**What you have to do**: In the data below, find every line with the string "true" and pull it out.

-- Data under study follows --

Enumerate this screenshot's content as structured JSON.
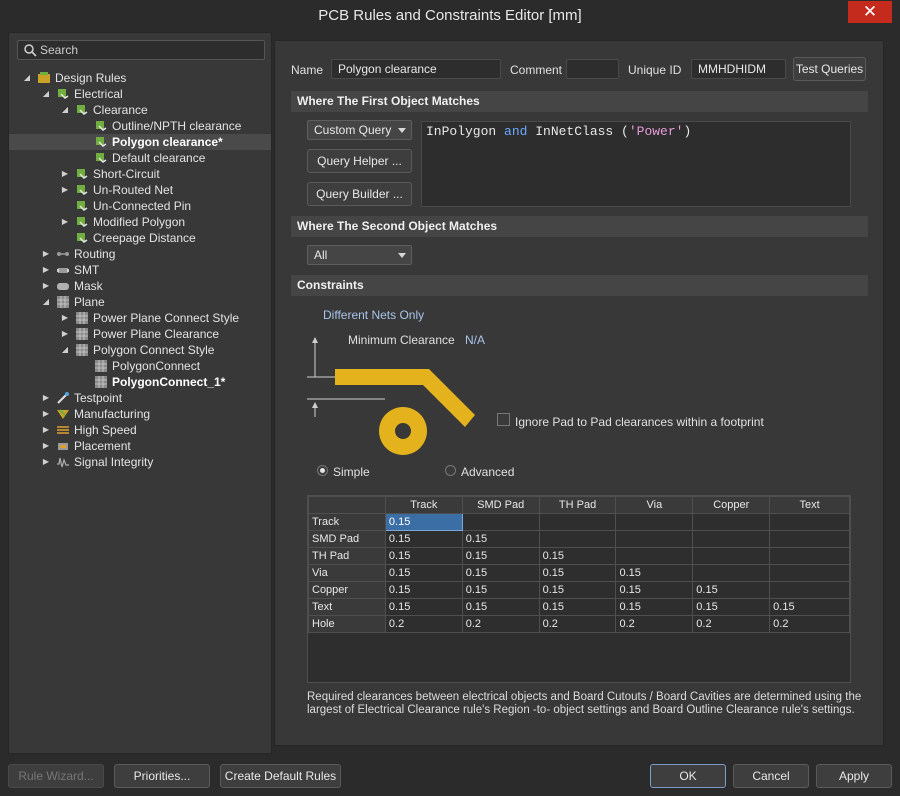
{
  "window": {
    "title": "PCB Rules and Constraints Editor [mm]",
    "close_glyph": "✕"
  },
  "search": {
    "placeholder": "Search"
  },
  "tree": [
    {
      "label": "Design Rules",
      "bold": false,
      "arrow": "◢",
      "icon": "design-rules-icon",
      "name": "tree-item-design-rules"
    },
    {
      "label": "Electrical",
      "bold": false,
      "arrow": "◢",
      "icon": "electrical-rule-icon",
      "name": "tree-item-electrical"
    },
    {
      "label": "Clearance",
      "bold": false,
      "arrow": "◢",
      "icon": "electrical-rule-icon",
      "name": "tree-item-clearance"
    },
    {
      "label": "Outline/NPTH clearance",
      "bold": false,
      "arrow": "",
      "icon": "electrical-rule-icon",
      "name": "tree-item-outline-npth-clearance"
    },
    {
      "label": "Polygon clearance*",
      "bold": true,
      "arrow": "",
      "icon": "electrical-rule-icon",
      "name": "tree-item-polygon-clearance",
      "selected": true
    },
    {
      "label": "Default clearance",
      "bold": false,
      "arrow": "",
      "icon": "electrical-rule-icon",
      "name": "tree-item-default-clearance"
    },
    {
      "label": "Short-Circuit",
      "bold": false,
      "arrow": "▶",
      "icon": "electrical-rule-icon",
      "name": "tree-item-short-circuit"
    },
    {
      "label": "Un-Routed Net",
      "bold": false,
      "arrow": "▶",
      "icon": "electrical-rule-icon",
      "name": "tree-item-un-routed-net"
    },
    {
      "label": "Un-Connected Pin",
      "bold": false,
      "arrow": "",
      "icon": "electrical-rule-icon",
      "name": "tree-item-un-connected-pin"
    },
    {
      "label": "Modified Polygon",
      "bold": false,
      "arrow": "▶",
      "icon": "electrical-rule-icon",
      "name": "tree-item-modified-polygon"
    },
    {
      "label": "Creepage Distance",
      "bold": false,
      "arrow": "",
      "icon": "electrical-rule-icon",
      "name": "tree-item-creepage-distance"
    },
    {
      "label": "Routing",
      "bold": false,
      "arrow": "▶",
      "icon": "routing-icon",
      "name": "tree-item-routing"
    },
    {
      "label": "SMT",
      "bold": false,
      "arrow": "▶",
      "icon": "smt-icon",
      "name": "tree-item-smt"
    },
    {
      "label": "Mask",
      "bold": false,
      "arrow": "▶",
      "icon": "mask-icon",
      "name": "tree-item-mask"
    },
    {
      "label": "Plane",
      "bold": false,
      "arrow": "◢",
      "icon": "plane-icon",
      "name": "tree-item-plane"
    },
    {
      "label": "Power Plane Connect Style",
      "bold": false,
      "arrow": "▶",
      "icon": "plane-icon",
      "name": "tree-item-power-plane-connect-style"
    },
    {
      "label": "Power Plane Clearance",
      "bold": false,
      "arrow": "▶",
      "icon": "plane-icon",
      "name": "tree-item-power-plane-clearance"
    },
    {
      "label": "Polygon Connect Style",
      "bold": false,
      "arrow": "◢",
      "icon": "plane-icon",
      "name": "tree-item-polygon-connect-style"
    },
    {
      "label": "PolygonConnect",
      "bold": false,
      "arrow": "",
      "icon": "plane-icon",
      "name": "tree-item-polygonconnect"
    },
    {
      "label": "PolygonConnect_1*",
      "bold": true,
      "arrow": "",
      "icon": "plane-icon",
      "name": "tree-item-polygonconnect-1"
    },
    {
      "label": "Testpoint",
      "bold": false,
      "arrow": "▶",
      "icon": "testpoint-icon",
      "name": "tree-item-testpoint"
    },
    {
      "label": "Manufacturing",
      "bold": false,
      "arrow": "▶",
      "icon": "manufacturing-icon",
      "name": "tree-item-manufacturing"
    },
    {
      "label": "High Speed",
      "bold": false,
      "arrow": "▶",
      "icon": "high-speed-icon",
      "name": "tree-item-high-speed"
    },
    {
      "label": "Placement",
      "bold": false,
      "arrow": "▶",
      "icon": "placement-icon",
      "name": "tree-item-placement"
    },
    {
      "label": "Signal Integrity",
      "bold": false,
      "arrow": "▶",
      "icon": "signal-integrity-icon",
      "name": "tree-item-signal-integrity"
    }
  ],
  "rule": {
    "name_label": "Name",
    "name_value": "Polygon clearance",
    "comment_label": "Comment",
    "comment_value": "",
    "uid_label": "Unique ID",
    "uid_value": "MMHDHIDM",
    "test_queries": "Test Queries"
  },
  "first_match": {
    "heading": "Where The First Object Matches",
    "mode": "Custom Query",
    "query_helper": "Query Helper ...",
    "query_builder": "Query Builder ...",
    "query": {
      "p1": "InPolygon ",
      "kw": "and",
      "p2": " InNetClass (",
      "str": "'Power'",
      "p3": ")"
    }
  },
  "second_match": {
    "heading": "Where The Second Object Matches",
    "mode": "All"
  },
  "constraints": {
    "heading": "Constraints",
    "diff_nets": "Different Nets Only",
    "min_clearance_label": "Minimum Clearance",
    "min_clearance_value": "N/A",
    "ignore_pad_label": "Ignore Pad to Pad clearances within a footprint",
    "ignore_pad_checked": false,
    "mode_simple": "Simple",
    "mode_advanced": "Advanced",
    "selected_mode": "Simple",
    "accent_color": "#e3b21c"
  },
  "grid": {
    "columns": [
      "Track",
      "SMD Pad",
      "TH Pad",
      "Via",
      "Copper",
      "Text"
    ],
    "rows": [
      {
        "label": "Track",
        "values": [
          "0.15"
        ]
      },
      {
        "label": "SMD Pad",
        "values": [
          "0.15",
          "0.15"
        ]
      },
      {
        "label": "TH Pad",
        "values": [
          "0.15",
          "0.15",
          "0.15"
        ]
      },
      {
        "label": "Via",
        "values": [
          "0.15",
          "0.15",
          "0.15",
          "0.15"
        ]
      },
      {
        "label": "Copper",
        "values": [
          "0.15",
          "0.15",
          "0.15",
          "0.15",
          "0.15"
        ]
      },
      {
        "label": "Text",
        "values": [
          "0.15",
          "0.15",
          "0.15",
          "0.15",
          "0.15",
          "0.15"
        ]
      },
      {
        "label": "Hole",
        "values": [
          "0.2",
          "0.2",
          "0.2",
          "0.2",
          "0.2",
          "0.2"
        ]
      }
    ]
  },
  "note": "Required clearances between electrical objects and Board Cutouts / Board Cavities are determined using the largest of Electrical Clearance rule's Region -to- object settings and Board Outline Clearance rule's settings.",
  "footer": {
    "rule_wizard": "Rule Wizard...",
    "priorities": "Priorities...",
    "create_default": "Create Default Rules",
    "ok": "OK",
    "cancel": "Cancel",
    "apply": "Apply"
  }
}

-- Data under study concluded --
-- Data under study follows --

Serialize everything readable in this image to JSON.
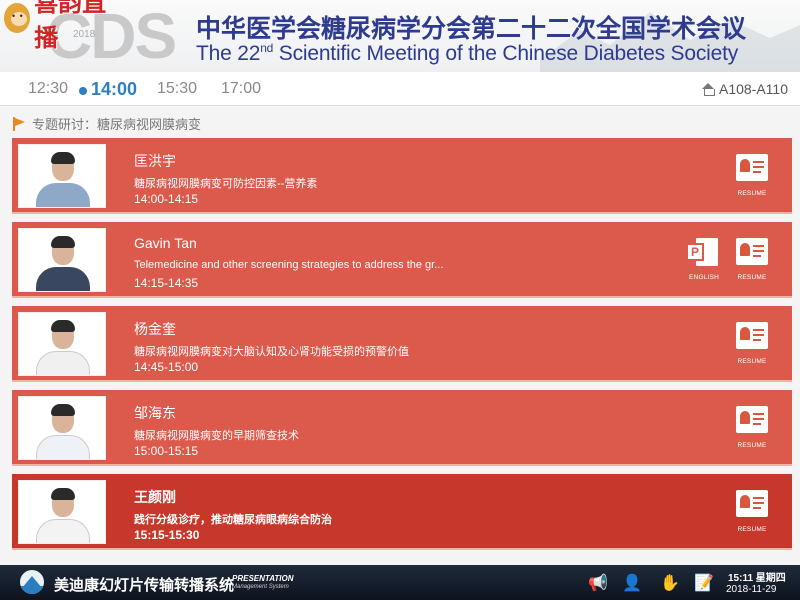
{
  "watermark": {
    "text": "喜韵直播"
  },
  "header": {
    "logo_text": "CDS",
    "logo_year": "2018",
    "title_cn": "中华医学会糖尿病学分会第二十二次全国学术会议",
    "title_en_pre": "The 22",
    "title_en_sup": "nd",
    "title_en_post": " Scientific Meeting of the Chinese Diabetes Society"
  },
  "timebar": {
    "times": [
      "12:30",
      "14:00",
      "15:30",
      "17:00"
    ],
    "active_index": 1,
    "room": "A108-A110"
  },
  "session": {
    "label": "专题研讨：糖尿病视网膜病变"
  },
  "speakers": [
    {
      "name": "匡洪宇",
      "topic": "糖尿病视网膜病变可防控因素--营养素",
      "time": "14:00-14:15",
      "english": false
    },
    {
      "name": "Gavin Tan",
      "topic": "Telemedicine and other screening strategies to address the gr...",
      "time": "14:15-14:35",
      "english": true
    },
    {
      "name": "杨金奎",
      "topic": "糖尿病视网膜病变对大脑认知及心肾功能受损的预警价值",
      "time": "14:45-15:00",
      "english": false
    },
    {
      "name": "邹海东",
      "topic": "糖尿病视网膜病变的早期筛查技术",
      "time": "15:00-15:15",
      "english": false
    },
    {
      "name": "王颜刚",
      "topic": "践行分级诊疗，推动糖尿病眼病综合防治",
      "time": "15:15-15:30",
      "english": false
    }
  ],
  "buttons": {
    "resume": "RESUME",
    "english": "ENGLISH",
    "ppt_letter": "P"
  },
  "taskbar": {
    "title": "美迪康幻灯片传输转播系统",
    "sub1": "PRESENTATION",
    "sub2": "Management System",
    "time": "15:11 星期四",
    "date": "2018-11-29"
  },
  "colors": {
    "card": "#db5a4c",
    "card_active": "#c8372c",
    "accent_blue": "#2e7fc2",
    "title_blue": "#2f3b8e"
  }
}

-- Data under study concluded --

**Written answer**:
      "bold": true,
      "selected": true
      "bold": true,
      "english": true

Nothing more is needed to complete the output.